Start of Available records

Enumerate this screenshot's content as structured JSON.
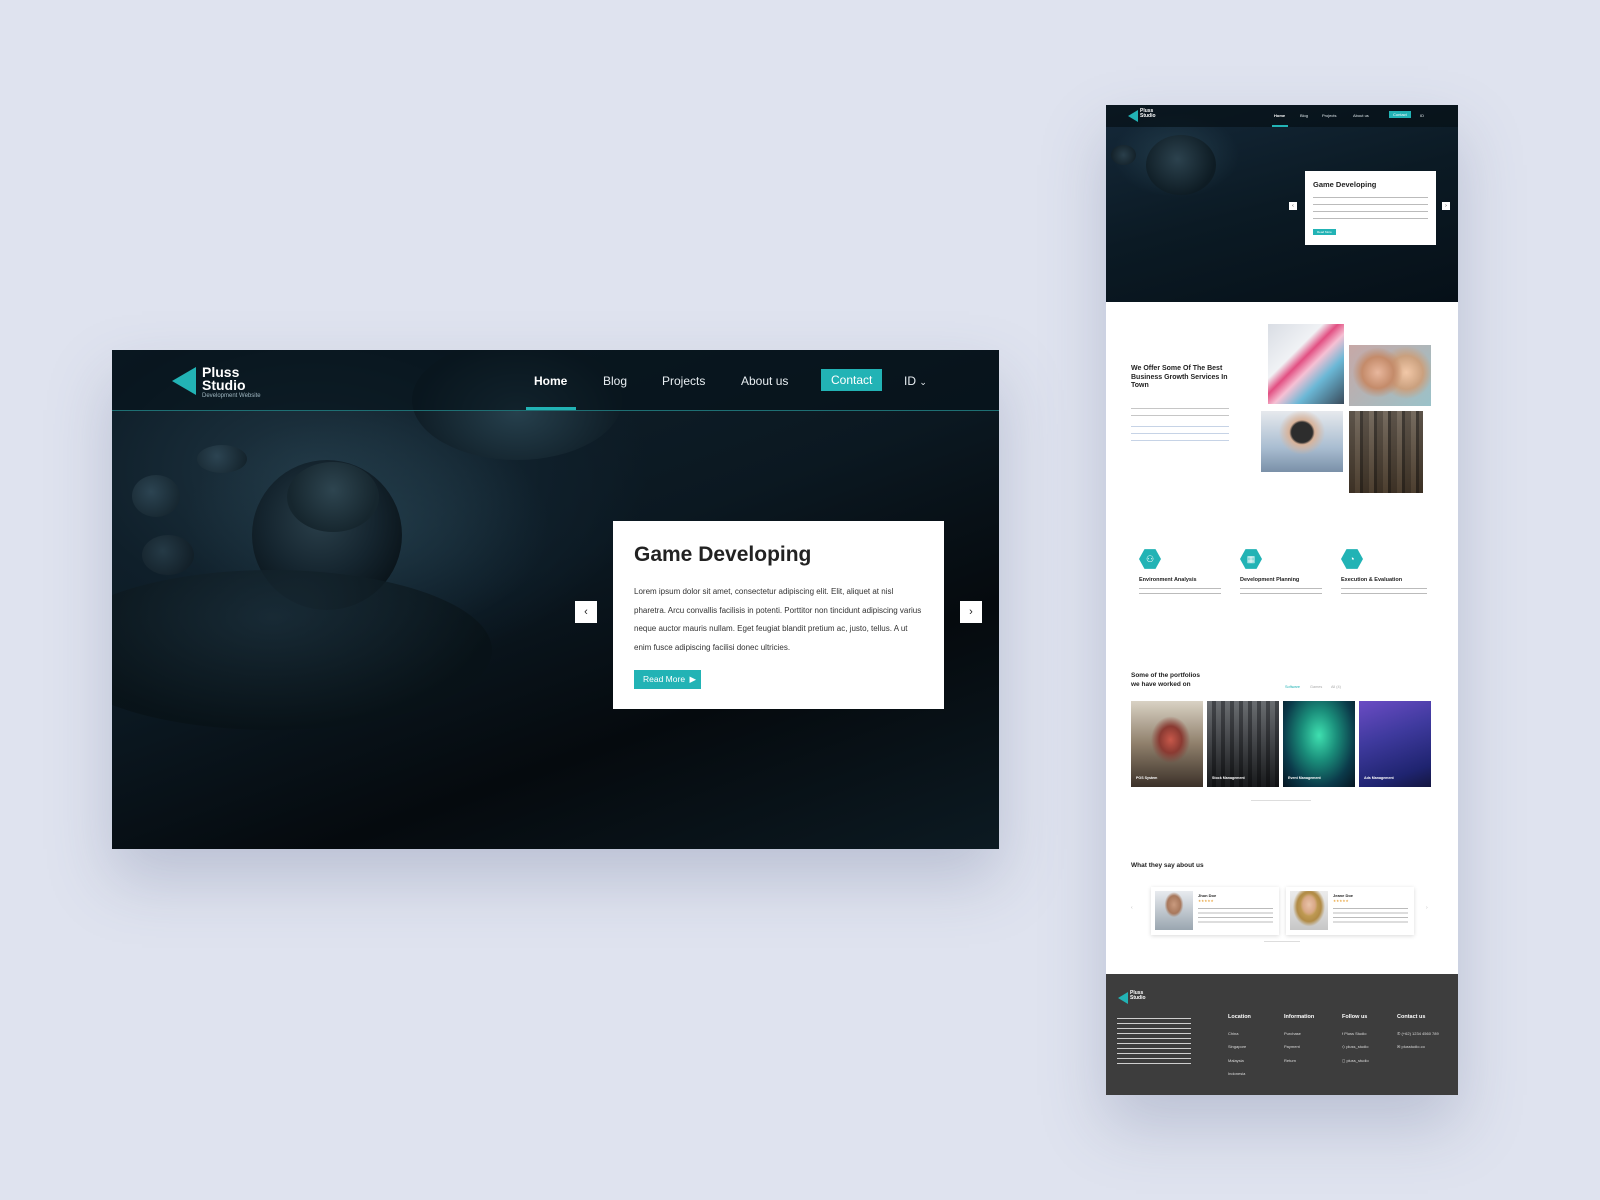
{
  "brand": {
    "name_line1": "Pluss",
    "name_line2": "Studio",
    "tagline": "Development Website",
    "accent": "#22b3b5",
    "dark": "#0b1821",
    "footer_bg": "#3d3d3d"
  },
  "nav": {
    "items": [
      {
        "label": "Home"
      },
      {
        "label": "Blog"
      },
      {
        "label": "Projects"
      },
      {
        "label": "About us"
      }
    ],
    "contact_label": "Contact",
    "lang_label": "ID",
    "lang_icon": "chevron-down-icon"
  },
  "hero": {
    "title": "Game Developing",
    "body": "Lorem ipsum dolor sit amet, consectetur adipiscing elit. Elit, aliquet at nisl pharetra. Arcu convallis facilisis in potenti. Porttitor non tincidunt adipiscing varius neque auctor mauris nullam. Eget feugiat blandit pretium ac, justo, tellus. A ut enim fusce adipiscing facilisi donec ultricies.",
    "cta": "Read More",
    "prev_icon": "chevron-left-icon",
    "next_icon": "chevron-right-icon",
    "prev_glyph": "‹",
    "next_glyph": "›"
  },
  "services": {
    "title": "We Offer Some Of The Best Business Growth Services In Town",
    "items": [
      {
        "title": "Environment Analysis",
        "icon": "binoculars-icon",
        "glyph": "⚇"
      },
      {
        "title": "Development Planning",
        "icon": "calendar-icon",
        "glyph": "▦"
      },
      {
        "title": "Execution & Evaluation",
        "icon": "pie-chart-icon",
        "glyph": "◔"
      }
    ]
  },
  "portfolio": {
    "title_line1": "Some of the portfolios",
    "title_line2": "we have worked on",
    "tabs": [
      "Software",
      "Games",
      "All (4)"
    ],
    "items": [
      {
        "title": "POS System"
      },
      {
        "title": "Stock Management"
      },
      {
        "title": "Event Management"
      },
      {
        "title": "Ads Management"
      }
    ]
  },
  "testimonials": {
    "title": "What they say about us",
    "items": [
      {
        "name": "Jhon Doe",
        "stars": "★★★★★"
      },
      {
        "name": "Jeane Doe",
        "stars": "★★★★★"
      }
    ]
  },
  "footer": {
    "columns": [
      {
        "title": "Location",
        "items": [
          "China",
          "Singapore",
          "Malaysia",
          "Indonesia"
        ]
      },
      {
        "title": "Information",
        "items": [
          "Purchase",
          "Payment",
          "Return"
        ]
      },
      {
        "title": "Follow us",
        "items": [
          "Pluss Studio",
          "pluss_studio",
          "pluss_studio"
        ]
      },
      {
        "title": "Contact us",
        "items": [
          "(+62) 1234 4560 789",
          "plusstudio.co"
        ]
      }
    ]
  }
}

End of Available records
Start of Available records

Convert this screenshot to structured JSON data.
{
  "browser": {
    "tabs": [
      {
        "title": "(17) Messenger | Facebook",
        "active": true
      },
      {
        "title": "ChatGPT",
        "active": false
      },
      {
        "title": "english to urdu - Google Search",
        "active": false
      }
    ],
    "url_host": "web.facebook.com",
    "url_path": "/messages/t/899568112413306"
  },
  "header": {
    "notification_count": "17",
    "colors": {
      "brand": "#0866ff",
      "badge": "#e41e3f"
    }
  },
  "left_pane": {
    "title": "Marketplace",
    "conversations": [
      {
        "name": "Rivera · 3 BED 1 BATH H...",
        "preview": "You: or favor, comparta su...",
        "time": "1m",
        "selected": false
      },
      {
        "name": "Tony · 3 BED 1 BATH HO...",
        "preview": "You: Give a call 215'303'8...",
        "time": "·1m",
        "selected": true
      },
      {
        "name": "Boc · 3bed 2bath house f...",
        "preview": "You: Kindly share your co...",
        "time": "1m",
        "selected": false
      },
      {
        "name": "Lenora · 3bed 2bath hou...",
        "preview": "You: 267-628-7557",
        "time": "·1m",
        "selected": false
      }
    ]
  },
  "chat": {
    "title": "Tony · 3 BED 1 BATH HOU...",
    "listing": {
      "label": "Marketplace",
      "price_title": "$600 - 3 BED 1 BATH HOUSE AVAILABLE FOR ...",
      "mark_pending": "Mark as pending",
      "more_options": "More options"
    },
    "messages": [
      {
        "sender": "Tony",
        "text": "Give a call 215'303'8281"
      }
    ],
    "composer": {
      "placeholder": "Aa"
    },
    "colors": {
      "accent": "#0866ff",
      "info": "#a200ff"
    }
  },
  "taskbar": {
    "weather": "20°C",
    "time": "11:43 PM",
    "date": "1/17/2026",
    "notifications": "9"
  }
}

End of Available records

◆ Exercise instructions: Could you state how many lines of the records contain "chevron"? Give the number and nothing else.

◆ Output below: 3